There's a hint of Catholic self-flagellation in the outrage at a proposed MP pay rise.
Just like that creepy sect Opus Dei expects mortification of the flesh as a painful reminder of Jesus's suffering, so too the British electorate expects parliament to be a hellish gulag where its starving members are ground into dust with hard work for basic sustenance as a constant reminder of The People's Struggle.
At least, that's how some MPs would have you think.
To be fair to MPs, it's not an easy job. It is also very important.
If we value our representative democracy, shouldn't we express that by making MPs financially comfortable? Shouldn't they set the standard for the rest of us to aspire to, rather than dragging their pay down too?
A survey of MPs by the Hansard Society found that they work an average of 69 hours a week, often on all seven days. If you break down their gross basic pay into an hourly wage, using this average, they get around £18.50. Of course, that does not include any extras from additional responsibilities, expenses or second jobs.
Is this - to use a horrible platitude - fair? Perhaps it isn't when you consider the job within the context of itself, but when you look beyond the green House of Commons benches and into the decaying living standards of modern Britain, things are different.
If the Independent Parliamentary Standards Authority goes ahead with the MPs' pay rise it is suggesting - against the opinion of many politicians themselves, and subject to a public consultation - then MPs are looking at a 15% increase in basic pay.
Meanwhile, Britons' basic living costs have soared 45% over a decade. Their wages have gone in the other direction, plunging to similar levels as in 2002. Underemployment - those unable to find enough work - has rocketed by 1 million people since the financial crisis. There are as many as half a million people resorting to food banks just to eat.
To cap it all, public sector workers have had their pay rises capped at 1% a year, a real terms cut when you take sticky inflation into account.
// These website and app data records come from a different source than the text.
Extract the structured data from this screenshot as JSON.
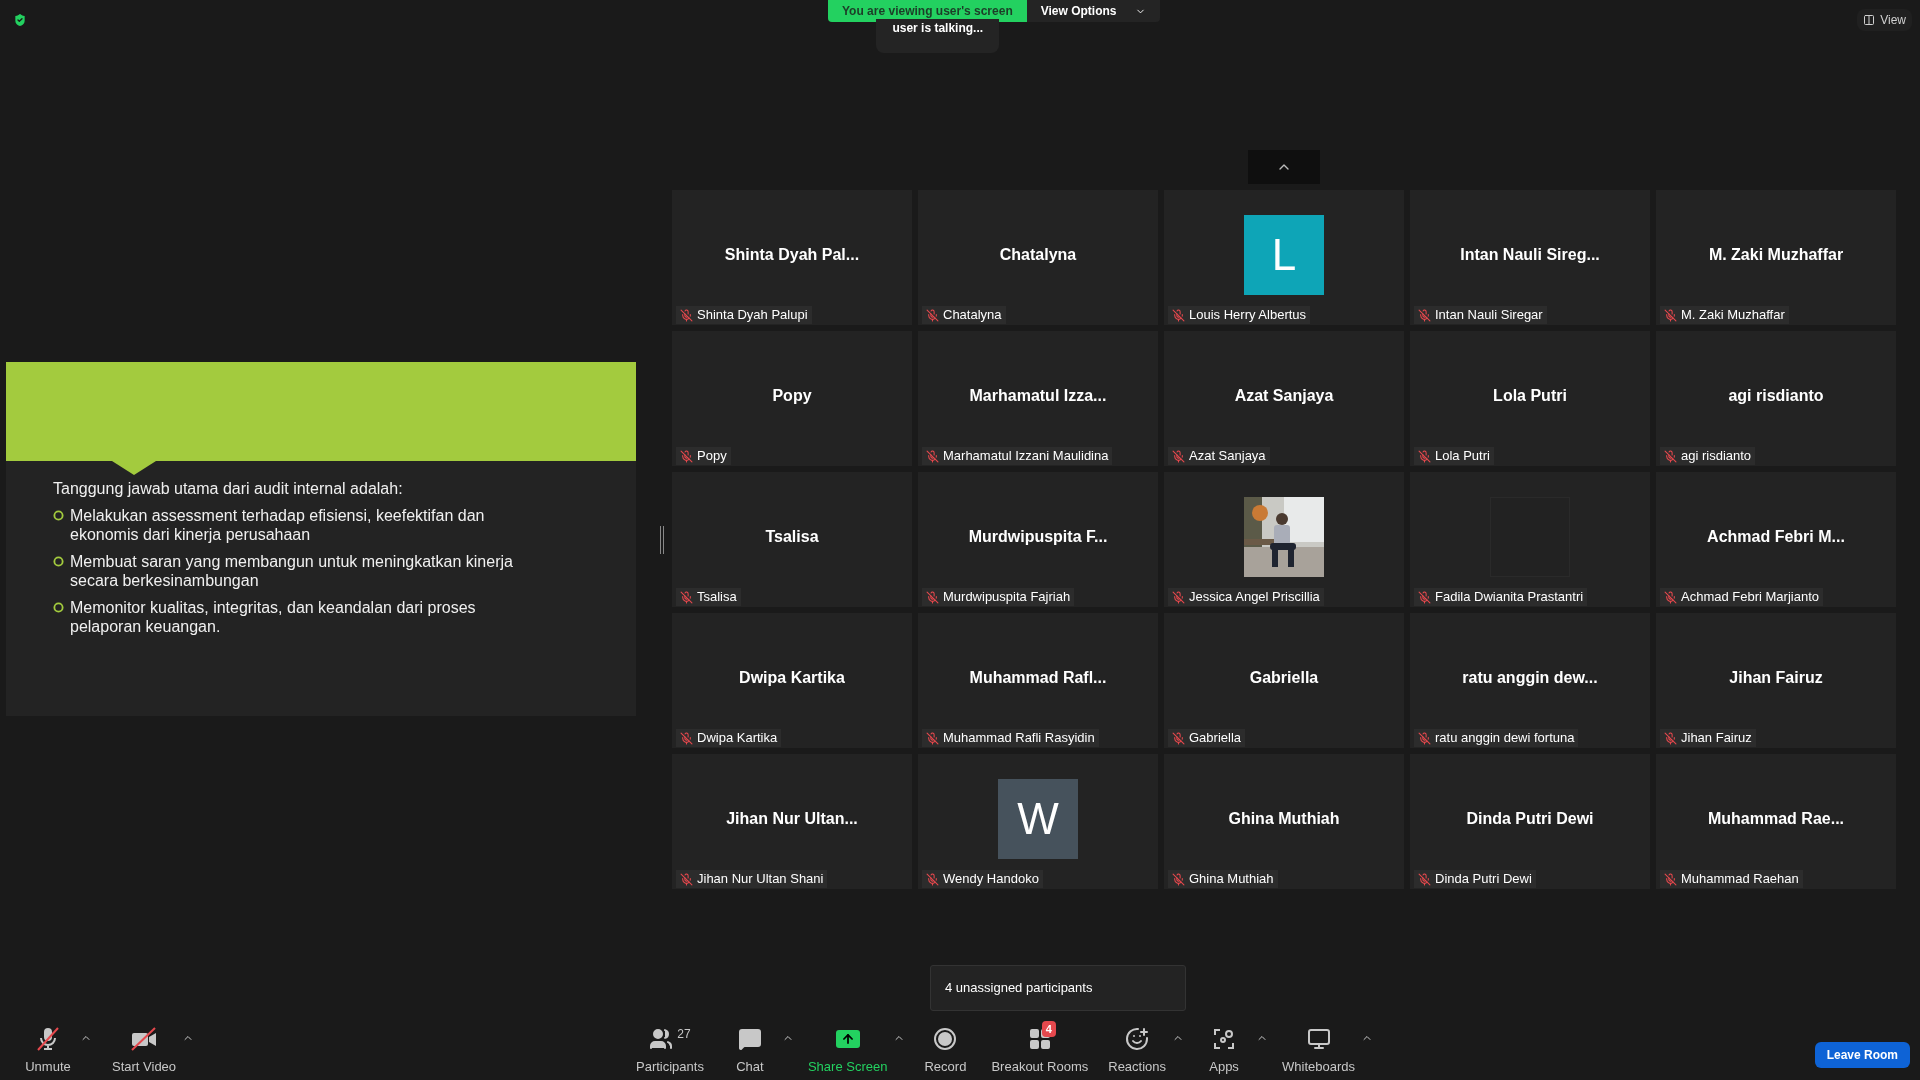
{
  "top_bar": {
    "banner": "You are viewing user's screen",
    "view_options": "View Options",
    "talking_indicator": "user is talking...",
    "view_button": "View"
  },
  "slide": {
    "heading": "Tanggung jawab utama dari audit internal adalah:",
    "bullets": [
      "Melakukan assessment terhadap efisiensi, keefektifan dan ekonomis dari kinerja perusahaan",
      "Membuat saran yang membangun untuk meningkatkan kinerja secara berkesinambungan",
      "Memonitor kualitas, integritas, dan keandalan dari proses pelaporan keuangan."
    ]
  },
  "gallery": {
    "tiles": [
      {
        "kind": "name",
        "display": "Shinta Dyah Pal...",
        "name": "Shinta Dyah Palupi",
        "muted": true
      },
      {
        "kind": "name",
        "display": "Chatalyna",
        "name": "Chatalyna",
        "muted": true
      },
      {
        "kind": "letter",
        "display": "L",
        "color": "#0ea5b7",
        "name": "Louis Herry Albertus",
        "muted": true
      },
      {
        "kind": "name",
        "display": "Intan Nauli Sireg...",
        "name": "Intan Nauli Siregar",
        "muted": true
      },
      {
        "kind": "name",
        "display": "M. Zaki Muzhaffar",
        "name": "M. Zaki Muzhaffar",
        "muted": true
      },
      {
        "kind": "name",
        "display": "Popy",
        "name": "Popy",
        "muted": true
      },
      {
        "kind": "name",
        "display": "Marhamatul Izza...",
        "name": "Marhamatul Izzani Maulidina",
        "muted": true
      },
      {
        "kind": "name",
        "display": "Azat Sanjaya",
        "name": "Azat Sanjaya",
        "muted": true
      },
      {
        "kind": "name",
        "display": "Lola Putri",
        "name": "Lola Putri",
        "muted": true
      },
      {
        "kind": "name",
        "display": "agi risdianto",
        "name": "agi risdianto",
        "muted": true
      },
      {
        "kind": "name",
        "display": "Tsalisa",
        "name": "Tsalisa",
        "muted": true
      },
      {
        "kind": "name",
        "display": "Murdwipuspita F...",
        "name": "Murdwipuspita Fajriah",
        "muted": true
      },
      {
        "kind": "picture",
        "name": "Jessica Angel Priscillia",
        "muted": true
      },
      {
        "kind": "blank",
        "name": "Fadila Dwianita Prastantri",
        "muted": true
      },
      {
        "kind": "name",
        "display": "Achmad Febri M...",
        "name": "Achmad Febri Marjianto",
        "muted": true
      },
      {
        "kind": "name",
        "display": "Dwipa Kartika",
        "name": "Dwipa Kartika",
        "muted": true
      },
      {
        "kind": "name",
        "display": "Muhammad Rafl...",
        "name": "Muhammad Rafli Rasyidin",
        "muted": true
      },
      {
        "kind": "name",
        "display": "Gabriella",
        "name": "Gabriella",
        "muted": true
      },
      {
        "kind": "name",
        "display": "ratu anggin dew...",
        "name": "ratu anggin dewi fortuna",
        "muted": true
      },
      {
        "kind": "name",
        "display": "Jihan Fairuz",
        "name": "Jihan Fairuz",
        "muted": true
      },
      {
        "kind": "name",
        "display": "Jihan Nur Ultan...",
        "name": "Jihan Nur Ultan Shani",
        "muted": true
      },
      {
        "kind": "letter",
        "display": "W",
        "color": "#46525c",
        "name": "Wendy Handoko",
        "muted": true
      },
      {
        "kind": "name",
        "display": "Ghina Muthiah",
        "name": "Ghina Muthiah",
        "muted": true
      },
      {
        "kind": "name",
        "display": "Dinda Putri Dewi",
        "name": "Dinda Putri Dewi",
        "muted": true
      },
      {
        "kind": "name",
        "display": "Muhammad Rae...",
        "name": "Muhammad Raehan",
        "muted": true
      }
    ]
  },
  "toolbar": {
    "left": [
      {
        "kind": "unmute",
        "label": "Unmute",
        "caret": true
      },
      {
        "kind": "video",
        "label": "Start Video",
        "caret": true
      }
    ],
    "center": [
      {
        "kind": "participants",
        "label": "Participants",
        "count": "27",
        "caret": false
      },
      {
        "kind": "chat",
        "label": "Chat",
        "caret": true
      },
      {
        "kind": "share",
        "label": "Share Screen",
        "caret": true
      },
      {
        "kind": "record",
        "label": "Record",
        "caret": false
      },
      {
        "kind": "breakout",
        "label": "Breakout Rooms",
        "badge": "4",
        "caret": false
      },
      {
        "kind": "reactions",
        "label": "Reactions",
        "caret": true
      },
      {
        "kind": "apps",
        "label": "Apps",
        "caret": true
      },
      {
        "kind": "whiteboards",
        "label": "Whiteboards",
        "caret": true
      }
    ],
    "tooltip": "4 unassigned participants",
    "leave_button": "Leave Room"
  }
}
Are MPs not public sector workers, too?
IBTimes UK has compiled a list from IPSA and parliament's website on what MPs get as of April 2013 - you can make up your own mind on if this is 'fair'.
Basic pay: £66,396
Then in addition, depending on your responsibilities...
Parliamentary Under Secretary: £23,697
Minister of State: £33,002
Cabinet Minister: £68,827
Prime Minister: £76,762
Chairing Select Committee: £14,728
Sitting on Select Committee: £2,940 - £14,728 (depending on length of service, with top amount paid to those over 5 years)
Government Chief Whip: £68,827
Govt Deputy Chief Whip: £33,002
Govt Whip: £19,239
Assistant Govt Whip: £19,239
Leader of the Opposition: £63,098
Opp Chief Whip: £33,002
Opp Dep Chief Whip: £19,239
Opp Ass Chief Whip: £19,239
Speaker of the House: £75,766
Chairman of Ways and Means: £41,370
First Deputy Chairman: £36,360
Second Deputy Chairman: £36,360
Attorney General: £95,772
Solicitor General: £59,248
Those little extras called expenses...
Annual Accommodation Expenditure Budget for MPs using hotels and renting (London): £20,100
Annual Accommodation Expenditure Budget for MPs using hotels and renting (outside London, based on bandings system): £10,150 - £15,250
For MPs who own their own home - Associated Expenditure: £8,850
MPs with caring responsibilities: £2,425 per dependent
Annual London Area Living Payment (for MPs not claiming accommodation exes): £3,760
London area MPs outside Greater London are able to claim an additional: £1,330
Motor mileage rate for car travel on relevant business: 45p per mile for the first 10,000 miles, 25p per mile thereafter
Motor cycle rate: 24p per mile, bicycle mileage
Cycling: 20p per mile
Taxis from late night Commons sittings: £80 cap
Hotels because of late night Commons sittings: £150 cap a night
Annual Staffing Expenditure (London): £144,000
Annual Staffing Expenditure (outside London): £137,200
Annual Office Costs Expenditure (London): £25,350
Annual Office Costs Expenditure (outside London): £22,750
Winding-up Expenditure payable for two months after a person ceases to be an MP: £56,450 for London MPs, £53,350 for non-London MPs
Resettlement Payment for MPs who lose their seat: One month's salary
Start-up Expenditure for new MPs to set up offices: £6,000
Miscellaneous Expenses: IPSA gives no amount, but payments for: "Additional expenses to cover the following circumstances are payable subject to various conditions: Disability assistance; Security assistance; Insurance; Contingency payments; Necessary financial assistance."
Recall of Parliament during recess: £3,750 limit
As for a pension...
MPs join the Parliamentary Contributory Pension Fund (PCPF) and can choose how much they contribute.
Employee contribution rates 1/40th accrual for 13.75%, 1/50th accrual for 9.75%, and 1/60th accrual for 7.75% of their salary.
Ticking-timebomb pensions blackhole crisis? What ticking-timebomb pensions blackhole crisis? I'll see you on the golf course, my right honourable friend!